> [What you should do]: Print the records below word for word, but leave out the pictures.

Stored data:

==*==

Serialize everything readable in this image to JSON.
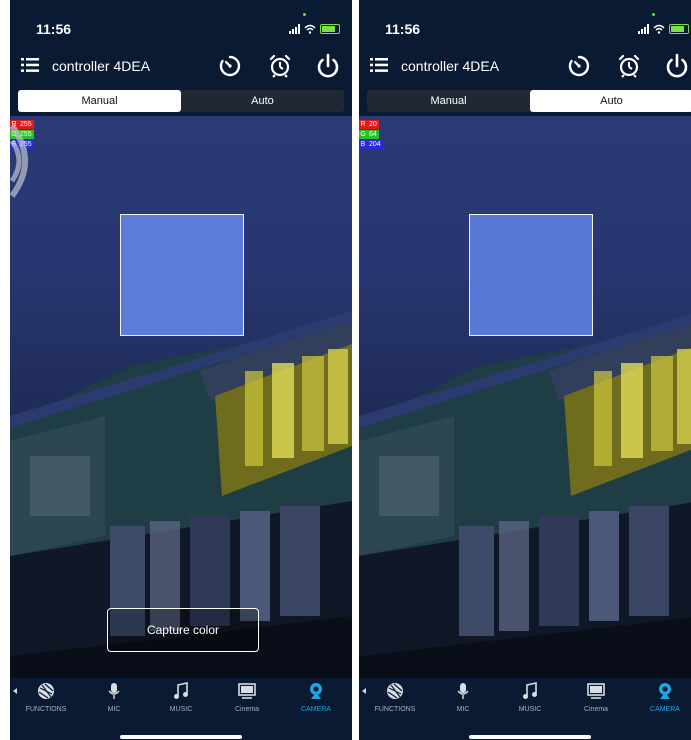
{
  "status": {
    "time": "11:56"
  },
  "header": {
    "title": "controller 4DEA"
  },
  "tabs": {
    "manual": "Manual",
    "auto": "Auto"
  },
  "screens": {
    "left": {
      "active_tab": "manual",
      "rgb": {
        "r_label": "R",
        "r": "255",
        "g_label": "G",
        "g": "255",
        "b_label": "B",
        "b": "255"
      },
      "sample_color": "#5d7bd8",
      "capture_label": "Capture color"
    },
    "right": {
      "active_tab": "auto",
      "rgb": {
        "r_label": "R",
        "r": "20",
        "g_label": "G",
        "g": "64",
        "b_label": "B",
        "b": "204"
      },
      "sample_color": "#5a78d6"
    }
  },
  "nav": {
    "items": [
      {
        "label": "FUNCTIONS",
        "icon": "functions-icon"
      },
      {
        "label": "MIC",
        "icon": "mic-icon"
      },
      {
        "label": "MUSIC",
        "icon": "music-icon"
      },
      {
        "label": "Cinema",
        "icon": "cinema-icon"
      },
      {
        "label": "CAMERA",
        "icon": "camera-icon"
      }
    ],
    "active": "CAMERA"
  },
  "colors": {
    "background": "#0b1a33",
    "accent": "#1ea7e8",
    "r": "#e11a1a",
    "g": "#28c228",
    "b": "#2a2ad6"
  }
}
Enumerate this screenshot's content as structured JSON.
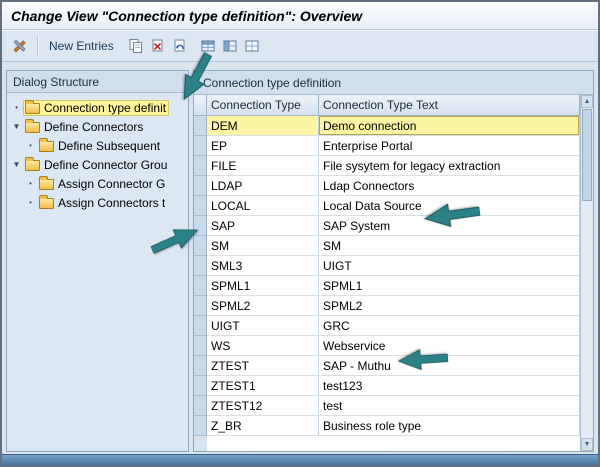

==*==

> [Answer to the exercise]:
Serialize everything readable in this image to JSON.
{
  "status": {
    "time": "11:56"
  },
  "header": {
    "title": "controller 4DEA"
  },
  "tabs": {
    "manual": "Manual",
    "auto": "Auto"
  },
  "screens": {
    "left": {
      "active_tab": "manual",
      "rgb": {
        "r_label": "R",
        "r": "255",
        "g_label": "G",
        "g": "255",
        "b_label": "B",
        "b": "255"
      },
      "sample_color": "#5d7bd8",
      "capture_label": "Capture color"
    },
    "right": {
      "active_tab": "auto",
      "rgb": {
        "r_label": "R",
        "r": "20",
        "g_label": "G",
        "g": "64",
        "b_label": "B",
        "b": "204"
      },
      "sample_color": "#5a78d6"
    }
  },
  "nav": {
    "items": [
      {
        "label": "FUNCTIONS",
        "icon": "functions-icon"
      },
      {
        "label": "MIC",
        "icon": "mic-icon"
      },
      {
        "label": "MUSIC",
        "icon": "music-icon"
      },
      {
        "label": "Cinema",
        "icon": "cinema-icon"
      },
      {
        "label": "CAMERA",
        "icon": "camera-icon"
      }
    ],
    "active": "CAMERA"
  },
  "colors": {
    "background": "#0b1a33",
    "accent": "#1ea7e8",
    "r": "#e11a1a",
    "g": "#28c228",
    "b": "#2a2ad6"
  }
}
Enumerate this screenshot's content as structured JSON.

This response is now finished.